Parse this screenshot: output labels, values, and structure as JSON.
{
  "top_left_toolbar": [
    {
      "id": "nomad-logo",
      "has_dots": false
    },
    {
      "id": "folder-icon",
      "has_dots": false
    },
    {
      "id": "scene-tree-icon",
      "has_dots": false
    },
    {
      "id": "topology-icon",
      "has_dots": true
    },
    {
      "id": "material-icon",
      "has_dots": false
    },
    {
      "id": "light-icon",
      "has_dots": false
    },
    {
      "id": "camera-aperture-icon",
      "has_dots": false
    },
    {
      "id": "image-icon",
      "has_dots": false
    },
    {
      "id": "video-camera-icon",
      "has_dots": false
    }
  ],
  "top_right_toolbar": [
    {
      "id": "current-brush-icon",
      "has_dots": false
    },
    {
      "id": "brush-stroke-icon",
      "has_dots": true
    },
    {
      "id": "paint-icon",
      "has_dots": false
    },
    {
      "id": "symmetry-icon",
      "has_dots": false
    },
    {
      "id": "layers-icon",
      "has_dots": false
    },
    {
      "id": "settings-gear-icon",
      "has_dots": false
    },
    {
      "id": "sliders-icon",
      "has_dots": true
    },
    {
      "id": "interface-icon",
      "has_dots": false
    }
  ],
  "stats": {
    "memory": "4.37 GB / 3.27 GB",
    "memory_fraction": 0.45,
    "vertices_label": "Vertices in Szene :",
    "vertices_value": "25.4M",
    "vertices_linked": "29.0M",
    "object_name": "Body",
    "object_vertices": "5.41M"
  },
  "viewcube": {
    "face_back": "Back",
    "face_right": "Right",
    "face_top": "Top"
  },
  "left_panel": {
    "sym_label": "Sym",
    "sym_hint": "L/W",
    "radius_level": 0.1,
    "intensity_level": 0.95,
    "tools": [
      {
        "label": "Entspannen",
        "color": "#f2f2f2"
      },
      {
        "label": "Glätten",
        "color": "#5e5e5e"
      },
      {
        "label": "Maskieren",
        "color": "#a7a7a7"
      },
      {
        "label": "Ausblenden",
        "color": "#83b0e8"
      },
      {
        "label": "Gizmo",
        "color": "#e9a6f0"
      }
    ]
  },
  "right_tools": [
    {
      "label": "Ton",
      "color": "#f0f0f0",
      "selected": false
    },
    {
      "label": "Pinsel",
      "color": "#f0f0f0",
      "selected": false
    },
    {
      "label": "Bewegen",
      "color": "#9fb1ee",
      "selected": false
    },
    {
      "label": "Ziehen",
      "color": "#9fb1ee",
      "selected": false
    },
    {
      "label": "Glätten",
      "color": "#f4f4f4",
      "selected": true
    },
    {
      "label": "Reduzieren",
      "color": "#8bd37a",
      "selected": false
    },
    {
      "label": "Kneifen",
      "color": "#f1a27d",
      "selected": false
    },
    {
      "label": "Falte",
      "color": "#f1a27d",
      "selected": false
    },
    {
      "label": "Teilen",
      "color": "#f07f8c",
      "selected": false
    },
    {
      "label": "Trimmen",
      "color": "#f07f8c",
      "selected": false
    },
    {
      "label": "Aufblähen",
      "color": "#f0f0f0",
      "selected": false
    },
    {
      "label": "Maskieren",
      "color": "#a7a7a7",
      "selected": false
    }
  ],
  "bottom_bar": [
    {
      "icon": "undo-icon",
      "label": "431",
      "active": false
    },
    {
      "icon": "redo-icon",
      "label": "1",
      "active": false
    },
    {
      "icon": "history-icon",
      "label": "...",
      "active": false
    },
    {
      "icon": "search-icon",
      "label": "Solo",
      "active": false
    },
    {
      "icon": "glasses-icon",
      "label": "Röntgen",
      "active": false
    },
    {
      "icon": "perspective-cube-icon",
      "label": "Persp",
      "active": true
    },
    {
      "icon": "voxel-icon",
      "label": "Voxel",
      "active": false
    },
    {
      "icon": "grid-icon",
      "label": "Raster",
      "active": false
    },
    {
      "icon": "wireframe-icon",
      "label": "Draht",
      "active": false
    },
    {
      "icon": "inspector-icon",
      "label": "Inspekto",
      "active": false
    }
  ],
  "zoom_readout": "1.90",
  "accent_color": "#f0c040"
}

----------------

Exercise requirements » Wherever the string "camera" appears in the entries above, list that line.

Solved exercise »
      "id": "camera-aperture-icon",
      "id": "video-camera-icon",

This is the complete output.